# Required work:
Where does the word "emoji" occur in the entries below? Copy every line that has it.

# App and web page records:
****************
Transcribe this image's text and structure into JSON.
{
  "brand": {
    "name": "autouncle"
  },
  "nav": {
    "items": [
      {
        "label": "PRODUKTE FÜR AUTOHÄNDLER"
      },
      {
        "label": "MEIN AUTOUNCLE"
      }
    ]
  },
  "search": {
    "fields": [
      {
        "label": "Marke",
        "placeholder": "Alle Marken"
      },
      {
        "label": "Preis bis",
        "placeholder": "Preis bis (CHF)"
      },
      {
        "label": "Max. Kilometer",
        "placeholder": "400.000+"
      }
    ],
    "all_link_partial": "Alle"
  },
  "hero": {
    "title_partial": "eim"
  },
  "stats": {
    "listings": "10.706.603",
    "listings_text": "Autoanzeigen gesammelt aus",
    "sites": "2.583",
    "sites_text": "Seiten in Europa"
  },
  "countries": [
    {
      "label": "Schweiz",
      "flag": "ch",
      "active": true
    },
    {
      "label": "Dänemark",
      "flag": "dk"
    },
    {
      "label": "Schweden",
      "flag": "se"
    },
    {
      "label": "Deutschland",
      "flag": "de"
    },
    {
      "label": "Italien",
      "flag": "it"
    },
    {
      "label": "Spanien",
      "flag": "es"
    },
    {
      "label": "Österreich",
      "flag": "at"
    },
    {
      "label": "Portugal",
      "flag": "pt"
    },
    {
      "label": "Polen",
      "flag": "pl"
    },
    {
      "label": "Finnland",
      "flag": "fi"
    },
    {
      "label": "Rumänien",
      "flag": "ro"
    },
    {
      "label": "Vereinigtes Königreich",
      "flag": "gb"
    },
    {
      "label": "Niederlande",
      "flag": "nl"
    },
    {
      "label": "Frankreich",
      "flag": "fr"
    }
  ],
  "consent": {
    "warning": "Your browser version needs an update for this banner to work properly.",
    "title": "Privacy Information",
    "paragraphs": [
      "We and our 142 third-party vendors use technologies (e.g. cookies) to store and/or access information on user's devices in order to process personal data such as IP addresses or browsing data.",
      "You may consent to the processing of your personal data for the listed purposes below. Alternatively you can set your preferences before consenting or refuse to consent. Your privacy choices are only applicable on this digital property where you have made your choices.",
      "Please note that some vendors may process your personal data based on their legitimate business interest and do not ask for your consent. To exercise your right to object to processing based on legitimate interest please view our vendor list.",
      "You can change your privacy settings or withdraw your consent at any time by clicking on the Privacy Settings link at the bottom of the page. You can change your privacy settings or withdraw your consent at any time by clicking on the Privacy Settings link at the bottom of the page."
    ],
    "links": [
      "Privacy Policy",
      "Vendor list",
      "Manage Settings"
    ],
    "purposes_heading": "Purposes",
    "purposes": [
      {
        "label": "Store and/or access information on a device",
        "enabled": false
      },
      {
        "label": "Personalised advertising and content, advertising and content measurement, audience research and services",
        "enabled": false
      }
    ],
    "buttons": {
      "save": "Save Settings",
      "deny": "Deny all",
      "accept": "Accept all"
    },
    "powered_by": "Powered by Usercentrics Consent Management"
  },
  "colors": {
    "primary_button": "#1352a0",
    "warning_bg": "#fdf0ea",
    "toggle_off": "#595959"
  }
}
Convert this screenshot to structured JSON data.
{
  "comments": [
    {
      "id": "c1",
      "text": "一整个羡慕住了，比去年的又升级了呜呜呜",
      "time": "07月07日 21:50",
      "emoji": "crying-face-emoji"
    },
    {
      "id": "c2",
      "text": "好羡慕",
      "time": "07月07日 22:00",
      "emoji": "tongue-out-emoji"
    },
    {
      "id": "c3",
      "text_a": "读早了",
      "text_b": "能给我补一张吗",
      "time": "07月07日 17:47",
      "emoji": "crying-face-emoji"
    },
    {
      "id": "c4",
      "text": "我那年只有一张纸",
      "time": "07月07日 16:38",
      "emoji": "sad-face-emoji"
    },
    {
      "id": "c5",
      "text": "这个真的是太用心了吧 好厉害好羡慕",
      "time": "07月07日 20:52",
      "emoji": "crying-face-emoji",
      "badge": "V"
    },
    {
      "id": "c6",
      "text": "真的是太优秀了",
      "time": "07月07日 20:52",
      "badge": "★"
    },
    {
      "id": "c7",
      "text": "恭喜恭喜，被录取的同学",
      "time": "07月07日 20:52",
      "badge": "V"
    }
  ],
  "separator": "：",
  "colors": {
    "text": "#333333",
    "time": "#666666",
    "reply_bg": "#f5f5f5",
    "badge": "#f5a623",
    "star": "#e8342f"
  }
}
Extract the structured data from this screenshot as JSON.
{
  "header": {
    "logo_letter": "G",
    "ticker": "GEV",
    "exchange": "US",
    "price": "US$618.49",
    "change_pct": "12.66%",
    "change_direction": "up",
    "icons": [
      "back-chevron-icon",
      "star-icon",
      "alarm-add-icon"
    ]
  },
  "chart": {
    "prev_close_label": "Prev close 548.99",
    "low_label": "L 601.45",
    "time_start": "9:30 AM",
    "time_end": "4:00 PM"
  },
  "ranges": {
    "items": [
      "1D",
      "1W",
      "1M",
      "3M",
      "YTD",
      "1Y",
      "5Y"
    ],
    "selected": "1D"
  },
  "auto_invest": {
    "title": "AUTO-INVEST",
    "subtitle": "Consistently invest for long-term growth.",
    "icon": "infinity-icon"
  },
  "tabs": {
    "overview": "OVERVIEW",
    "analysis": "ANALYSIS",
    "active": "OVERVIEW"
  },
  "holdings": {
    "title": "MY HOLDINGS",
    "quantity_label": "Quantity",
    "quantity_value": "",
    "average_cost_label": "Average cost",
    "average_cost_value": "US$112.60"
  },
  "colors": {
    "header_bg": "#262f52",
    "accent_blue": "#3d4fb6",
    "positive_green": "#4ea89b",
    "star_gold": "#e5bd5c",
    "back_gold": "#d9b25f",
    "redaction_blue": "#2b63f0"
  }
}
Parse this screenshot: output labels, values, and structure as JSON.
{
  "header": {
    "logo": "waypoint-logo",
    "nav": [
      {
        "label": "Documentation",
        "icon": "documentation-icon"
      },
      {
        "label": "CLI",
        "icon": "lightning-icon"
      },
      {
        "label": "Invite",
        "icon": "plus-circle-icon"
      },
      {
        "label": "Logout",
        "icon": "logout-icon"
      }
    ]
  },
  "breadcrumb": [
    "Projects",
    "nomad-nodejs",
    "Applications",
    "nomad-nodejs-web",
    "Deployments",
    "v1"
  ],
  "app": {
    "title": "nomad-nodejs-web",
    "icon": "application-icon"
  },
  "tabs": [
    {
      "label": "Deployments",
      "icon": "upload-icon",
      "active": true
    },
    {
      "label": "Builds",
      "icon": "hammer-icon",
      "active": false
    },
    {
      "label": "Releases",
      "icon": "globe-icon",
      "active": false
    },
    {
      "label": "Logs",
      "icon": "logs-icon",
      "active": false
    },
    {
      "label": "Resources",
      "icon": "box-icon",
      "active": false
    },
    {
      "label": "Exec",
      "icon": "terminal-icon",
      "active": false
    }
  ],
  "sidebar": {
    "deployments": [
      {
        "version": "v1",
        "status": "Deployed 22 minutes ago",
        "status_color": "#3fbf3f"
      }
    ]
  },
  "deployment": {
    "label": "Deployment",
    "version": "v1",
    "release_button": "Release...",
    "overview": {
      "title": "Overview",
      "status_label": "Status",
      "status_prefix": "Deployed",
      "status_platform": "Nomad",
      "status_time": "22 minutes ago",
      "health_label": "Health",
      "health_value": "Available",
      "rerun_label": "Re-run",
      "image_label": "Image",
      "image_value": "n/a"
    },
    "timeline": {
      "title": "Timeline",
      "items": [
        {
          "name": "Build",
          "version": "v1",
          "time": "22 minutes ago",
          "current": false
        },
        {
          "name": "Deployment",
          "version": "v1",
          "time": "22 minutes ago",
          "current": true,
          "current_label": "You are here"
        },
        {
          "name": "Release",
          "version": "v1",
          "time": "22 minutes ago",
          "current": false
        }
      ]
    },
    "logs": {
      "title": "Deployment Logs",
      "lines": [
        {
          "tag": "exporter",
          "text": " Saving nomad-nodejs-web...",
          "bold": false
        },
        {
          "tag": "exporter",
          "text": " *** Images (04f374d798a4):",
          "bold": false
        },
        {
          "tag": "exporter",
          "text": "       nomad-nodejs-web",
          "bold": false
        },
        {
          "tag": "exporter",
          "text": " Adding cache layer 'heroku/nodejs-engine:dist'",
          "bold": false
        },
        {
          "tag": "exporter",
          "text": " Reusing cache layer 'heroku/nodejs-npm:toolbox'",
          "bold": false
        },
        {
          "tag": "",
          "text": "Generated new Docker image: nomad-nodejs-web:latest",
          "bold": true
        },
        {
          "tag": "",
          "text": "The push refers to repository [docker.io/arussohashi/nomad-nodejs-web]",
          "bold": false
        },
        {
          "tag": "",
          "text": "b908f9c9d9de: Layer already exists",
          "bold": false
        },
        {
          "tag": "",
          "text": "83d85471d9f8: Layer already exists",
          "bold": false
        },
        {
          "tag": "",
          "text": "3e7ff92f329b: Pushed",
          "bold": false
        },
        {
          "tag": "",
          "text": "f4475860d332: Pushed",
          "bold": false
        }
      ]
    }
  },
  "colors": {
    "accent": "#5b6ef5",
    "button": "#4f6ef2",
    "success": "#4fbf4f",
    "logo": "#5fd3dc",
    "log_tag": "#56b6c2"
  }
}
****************
# Final answer:
      "emoji": "crying-face-emoji"
      "emoji": "tongue-out-emoji"
      "emoji": "crying-face-emoji"
      "emoji": "sad-face-emoji"
      "emoji": "crying-face-emoji",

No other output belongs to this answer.